What is needed is an exact copy of every entry, without the pictures.

RECORDS TO PROCESS –

+--

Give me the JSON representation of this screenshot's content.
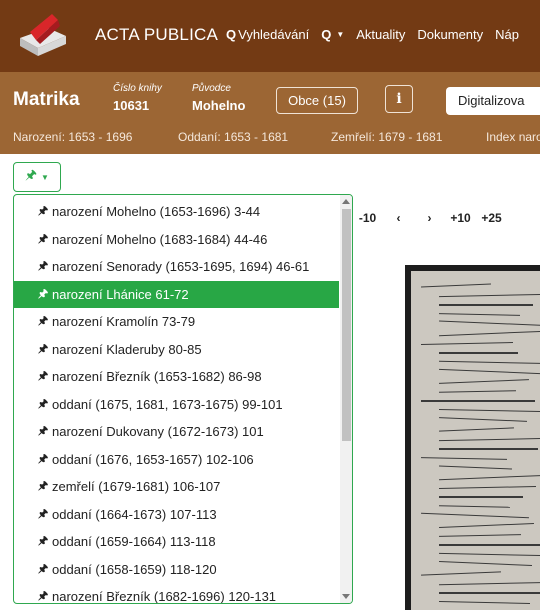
{
  "navbar": {
    "brand": "ACTA PUBLICA",
    "links": [
      {
        "icon": "search-icon",
        "glyph": "Q",
        "label": "Vyhledávání"
      },
      {
        "icon": "search-icon",
        "glyph": "Q",
        "label": "",
        "caret": "▼"
      },
      {
        "label": "Aktuality"
      },
      {
        "label": "Dokumenty"
      },
      {
        "label": "Náp"
      }
    ]
  },
  "book": {
    "title": "Matrika",
    "cislo_label": "Číslo knihy",
    "cislo_value": "10631",
    "puvod_label": "Původce",
    "puvod_value": "Mohelno",
    "obce_button": "Obce (15)",
    "info_button": "i",
    "digi_button": "Digitalizova",
    "ranges": [
      "Narození: 1653 - 1696",
      "Oddaní: 1653 - 1681",
      "Zemřelí: 1679 - 1681",
      "Index naro"
    ]
  },
  "pin_button": {
    "icon": "pin-icon",
    "glyph": "🖈",
    "caret": "▼"
  },
  "pager": [
    "-10",
    "‹",
    "›",
    "+10",
    "+25"
  ],
  "dropdown": {
    "active_index": 3,
    "items": [
      "narození Mohelno (1653-1696) 3-44",
      "narození Mohelno (1683-1684) 44-46",
      "narození Senorady (1653-1695, 1694) 46-61",
      "narození Lhánice 61-72",
      "narození Kramolín 73-79",
      "narození Kladeruby 80-85",
      "narození Březník (1653-1682) 86-98",
      "oddaní (1675, 1681, 1673-1675) 99-101",
      "narození Dukovany (1672-1673) 101",
      "oddaní (1676, 1653-1657) 102-106",
      "zemřelí (1679-1681) 106-107",
      "oddaní (1664-1673) 107-113",
      "oddaní (1659-1664) 113-118",
      "oddaní (1658-1659) 118-120",
      "narození Březník (1682-1696) 120-131"
    ]
  }
}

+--

WRITTEN SOLUTION –
Give me the JSON representation of this screenshot's content.
{
  "navbar": {
    "brand": "ACTA PUBLICA",
    "links": [
      {
        "icon": "search-icon",
        "glyph": "Q",
        "label": "Vyhledávání"
      },
      {
        "icon": "search-icon",
        "glyph": "Q",
        "label": "",
        "caret": "▼"
      },
      {
        "label": "Aktuality"
      },
      {
        "label": "Dokumenty"
      },
      {
        "label": "Náp"
      }
    ]
  },
  "book": {
    "title": "Matrika",
    "cislo_label": "Číslo knihy",
    "cislo_value": "10631",
    "puvod_label": "Původce",
    "puvod_value": "Mohelno",
    "obce_button": "Obce (15)",
    "info_button": "i",
    "digi_button": "Digitalizova",
    "ranges": [
      "Narození: 1653 - 1696",
      "Oddaní: 1653 - 1681",
      "Zemřelí: 1679 - 1681",
      "Index naro"
    ]
  },
  "pin_button": {
    "icon": "pin-icon",
    "glyph": "🖈",
    "caret": "▼"
  },
  "pager": [
    "-10",
    "‹",
    "›",
    "+10",
    "+25"
  ],
  "dropdown": {
    "active_index": 3,
    "items": [
      "narození Mohelno (1653-1696) 3-44",
      "narození Mohelno (1683-1684) 44-46",
      "narození Senorady (1653-1695, 1694) 46-61",
      "narození Lhánice 61-72",
      "narození Kramolín 73-79",
      "narození Kladeruby 80-85",
      "narození Březník (1653-1682) 86-98",
      "oddaní (1675, 1681, 1673-1675) 99-101",
      "narození Dukovany (1672-1673) 101",
      "oddaní (1676, 1653-1657) 102-106",
      "zemřelí (1679-1681) 106-107",
      "oddaní (1664-1673) 107-113",
      "oddaní (1659-1664) 113-118",
      "oddaní (1658-1659) 118-120",
      "narození Březník (1682-1696) 120-131"
    ]
  }
}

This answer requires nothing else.